This was the right time to transition for so many reasons. Rodgers will be 40 in December. He’s coming off a down season in which he suffered two different debilitating injuries. His contract is a ticking time bomb on the team’s already shaky salary cap. The roster is turning over and changing. And Love proved to the team he was ready.

First-round picks play. Love patiently waited for three seasons, battling through an abbreviated, COVID-19-wrecked rookie season and two brilliant MVP seasons orchestrated by Rodgers while slowly but surely developing in the shadows. In Year 3, he took a gigantic step of progress under quarterbacks coach Tom Clements and showed – during brief moments on the field, like in Philadelphia – that he can play. It’s a story Rodgers is keenly familiar with because he once walked the same path behind Brett Favre.

Many of the same fans who cheered for Rodgers for all these years will also be ready to turn the page. Not because they are certain Love will be better than Rodgers in 2023, but because they know the franchise needs to make this difficult decision for the betterment of the organization long-term.

The Packers had a window. Under the first three seasons under Matt LaFleur, the team won 39 regular-season games and had three legitimate shots at winning the NFC and getting back to the Super Bowl. All three came up short. Given an opportunity to transition at quarterback last offseason, the Packers decided to give Rodgers at least one more shot, and it missed, rather spectacularly. Green Bay couldn’t climb out of the hole created by a 4-8 sand missed the playoffs after losing to the Detroit Lions at Lambeau Field in a win-and-in game in the season finale.

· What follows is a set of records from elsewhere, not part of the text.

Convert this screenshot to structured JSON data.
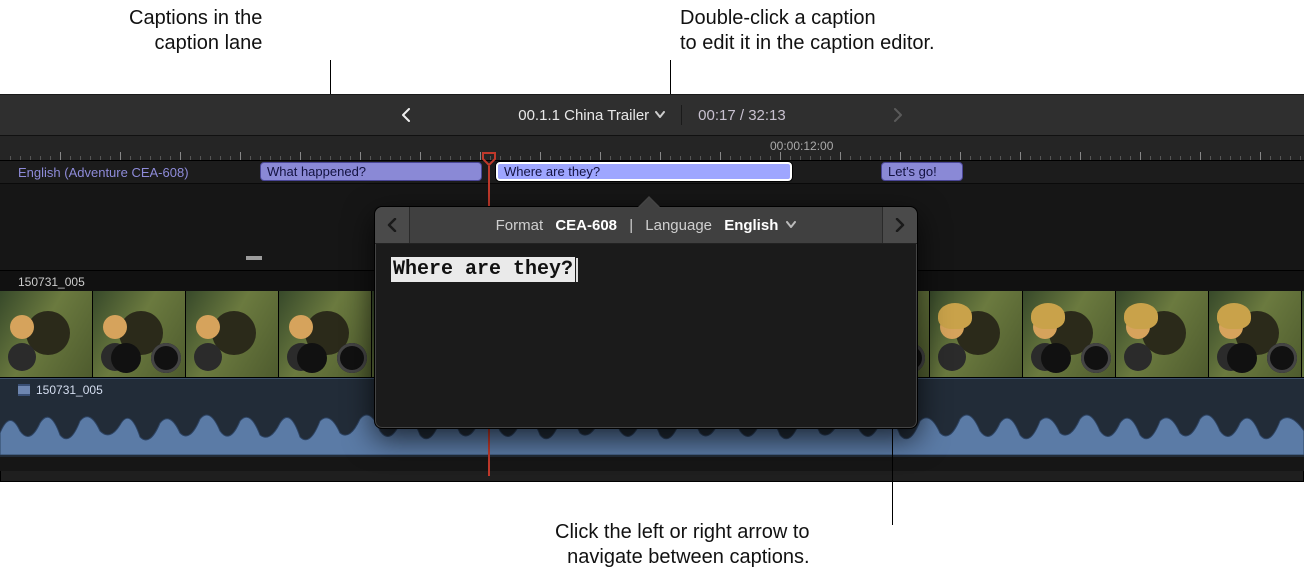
{
  "callouts": {
    "top_left": "Captions in the\ncaption lane",
    "top_right": "Double-click a caption\nto edit it in the caption editor.",
    "bottom": "Click the left or right arrow to\nnavigate between captions."
  },
  "titlebar": {
    "project_name": "00.1.1 China Trailer",
    "timecode": "00:17 / 32:13"
  },
  "ruler": {
    "label": "00:00:12:00"
  },
  "captions": {
    "lane_label": "English (Adventure CEA-608)",
    "items": [
      {
        "text": "What happened?",
        "selected": false
      },
      {
        "text": "Where are they?",
        "selected": true
      },
      {
        "text": "Let's go!",
        "selected": false
      }
    ]
  },
  "video_clip": {
    "label": "150731_005"
  },
  "audio_clip": {
    "label": "150731_005"
  },
  "popover": {
    "format_label": "Format",
    "format_value": "CEA-608",
    "separator": "|",
    "lang_label": "Language",
    "lang_value": "English",
    "text": "Where are they?"
  }
}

Like Favre, Rodgers’ final throw in a Packers uniform will be an interception in an elimination game. Like Favre, Rodgers was never able to lift the Lombardi Trophy again for the Packers after doing so early in his starting career.

Winning one title is a grand achievement and should be forever celebrated. But let there be no doubt: All the failed attempts to get a second left behind an incredible trail of agonizing moments and what-if scenarios, creating scar tissue for even the most casual of fans. In an alternate universe, Rodgers is leaving the Packers with three or four rings. His teams in 2011, 2014 and 2020 were good enough to win titles. Instead, the Packers lost four consecutive NFC title games following the Super Bowl XLV win.

In six months’ time, Love will make his first start as the new unquestioned starter of the Green Bay Packers. A new era will begin. Is there any chance it goes as well as the Rodgers era? The betting odds against it would be astronomical. Lightning doesn’t strike twice, does it? No matter the short-term risk, the Packers needed to find out, and now they will.

The book on the Rodgers era is closed. It’s Jordan Love time in Green Bay. Saying farewell to a legend is among the most difficult things to do in sports, but sometimes a fresh start is the best path ahead for everyone involved.

Story originally appeared on Packers Wire